Monterey has one of the deepest bays in the world and is the center of 4,601 square nautical miles of protected Marine Sanctuary. At the Aquarium and several other places in the area are scientific research centers, where biologists and botanists and oceanographers are constantly learning about life underwater, still the most unknown region of our earth. These people work faithfully and hard to protect the sea life and to educate the public about saving our planet. Perhaps the display at the Aquarium which had the most lasting impact on us was about the North Pacific Gyre, a natural enormous whirlpool between Hawaii and California.

6   deepest bay

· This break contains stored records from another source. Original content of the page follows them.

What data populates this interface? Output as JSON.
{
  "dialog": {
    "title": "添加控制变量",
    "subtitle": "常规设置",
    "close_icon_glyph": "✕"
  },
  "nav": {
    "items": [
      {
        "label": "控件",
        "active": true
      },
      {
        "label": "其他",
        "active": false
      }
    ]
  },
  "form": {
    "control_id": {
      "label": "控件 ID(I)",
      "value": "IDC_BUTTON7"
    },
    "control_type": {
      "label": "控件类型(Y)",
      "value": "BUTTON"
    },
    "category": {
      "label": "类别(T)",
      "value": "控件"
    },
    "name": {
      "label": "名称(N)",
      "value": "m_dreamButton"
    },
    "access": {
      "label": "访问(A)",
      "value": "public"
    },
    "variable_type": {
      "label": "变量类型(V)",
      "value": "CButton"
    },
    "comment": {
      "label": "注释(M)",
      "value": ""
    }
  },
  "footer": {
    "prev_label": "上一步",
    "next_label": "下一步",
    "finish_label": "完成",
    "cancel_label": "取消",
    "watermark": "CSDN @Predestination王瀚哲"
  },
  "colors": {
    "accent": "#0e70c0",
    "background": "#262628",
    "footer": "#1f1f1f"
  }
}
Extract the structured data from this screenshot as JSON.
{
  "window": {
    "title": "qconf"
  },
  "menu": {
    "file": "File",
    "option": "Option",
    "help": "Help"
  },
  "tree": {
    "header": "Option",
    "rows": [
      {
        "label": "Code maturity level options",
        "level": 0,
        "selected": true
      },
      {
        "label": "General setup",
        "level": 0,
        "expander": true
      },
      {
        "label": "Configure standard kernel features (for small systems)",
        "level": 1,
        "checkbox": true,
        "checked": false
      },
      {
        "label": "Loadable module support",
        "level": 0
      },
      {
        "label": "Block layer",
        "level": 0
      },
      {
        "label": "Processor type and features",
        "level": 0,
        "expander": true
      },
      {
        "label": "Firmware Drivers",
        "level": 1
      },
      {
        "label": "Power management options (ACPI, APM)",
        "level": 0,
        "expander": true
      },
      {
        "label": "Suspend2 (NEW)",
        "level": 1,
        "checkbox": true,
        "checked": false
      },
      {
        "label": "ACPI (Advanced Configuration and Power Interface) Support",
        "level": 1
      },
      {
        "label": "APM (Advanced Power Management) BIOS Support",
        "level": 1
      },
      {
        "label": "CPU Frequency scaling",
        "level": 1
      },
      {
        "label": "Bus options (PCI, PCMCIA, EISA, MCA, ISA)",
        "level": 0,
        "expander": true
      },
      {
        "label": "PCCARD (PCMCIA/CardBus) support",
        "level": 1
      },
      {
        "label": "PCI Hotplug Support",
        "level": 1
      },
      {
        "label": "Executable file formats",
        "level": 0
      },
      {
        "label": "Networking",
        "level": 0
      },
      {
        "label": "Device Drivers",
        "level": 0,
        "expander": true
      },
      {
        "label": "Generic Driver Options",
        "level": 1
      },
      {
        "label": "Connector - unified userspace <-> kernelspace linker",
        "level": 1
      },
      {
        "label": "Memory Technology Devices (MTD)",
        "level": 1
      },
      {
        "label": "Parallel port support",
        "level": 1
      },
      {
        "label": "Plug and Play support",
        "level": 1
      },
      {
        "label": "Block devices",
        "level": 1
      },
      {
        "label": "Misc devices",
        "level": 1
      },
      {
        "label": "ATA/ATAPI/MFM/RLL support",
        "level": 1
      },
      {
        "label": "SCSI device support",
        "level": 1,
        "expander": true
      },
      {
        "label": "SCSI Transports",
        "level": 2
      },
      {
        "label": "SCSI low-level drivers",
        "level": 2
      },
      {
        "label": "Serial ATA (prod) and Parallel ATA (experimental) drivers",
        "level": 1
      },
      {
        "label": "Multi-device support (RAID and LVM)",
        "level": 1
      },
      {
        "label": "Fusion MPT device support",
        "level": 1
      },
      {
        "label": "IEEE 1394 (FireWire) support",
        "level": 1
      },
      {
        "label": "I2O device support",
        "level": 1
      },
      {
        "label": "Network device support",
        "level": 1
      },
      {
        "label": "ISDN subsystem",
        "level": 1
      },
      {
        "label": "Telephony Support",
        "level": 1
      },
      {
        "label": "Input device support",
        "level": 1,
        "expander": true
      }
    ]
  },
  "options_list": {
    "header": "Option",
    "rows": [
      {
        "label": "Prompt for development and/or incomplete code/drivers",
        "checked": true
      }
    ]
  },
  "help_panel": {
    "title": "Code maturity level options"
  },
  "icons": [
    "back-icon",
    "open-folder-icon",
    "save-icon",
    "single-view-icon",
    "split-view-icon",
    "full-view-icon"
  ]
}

However, it is now tragically known as the Great Pacific Garbage Patch and is estimated to be twice the size of Texas and growing. About 11 million tons of plastic waste and carbon-containing compounds that resist degradation swirl endlessly in this gigantic mess we humans have created by non-recycled refuse. Displays which artists have created for the Aquarium are imaginative works of beauty and of usefulness from discarded bits of plastic and other disposables to show how we could reuse our discards, instead of tossing them mindlessly into trashcans. But the enormity of the mainly plastic wastes that are constantly spinning in our ocean and killing sea life is staggering! It inspired us to try to get a recycling program started in our small Texas town and to be more conscious of not using plastic bags or buying plastic wrapped products. It is much safer and cheaper to purchase and refill permanent water bottles for sports and travels. In some states now there is a law against plastic bags for merchandise, or you must pay if you use them. Cloth bags are so much better, if we just train ourselves to carry them.  Each of us must become the change we want to see or we will not have an earth for our grandchildren. This was a MOST WONDERFUL day, and we recommend going early and staying all day, for every age from strollers to wheelchairs!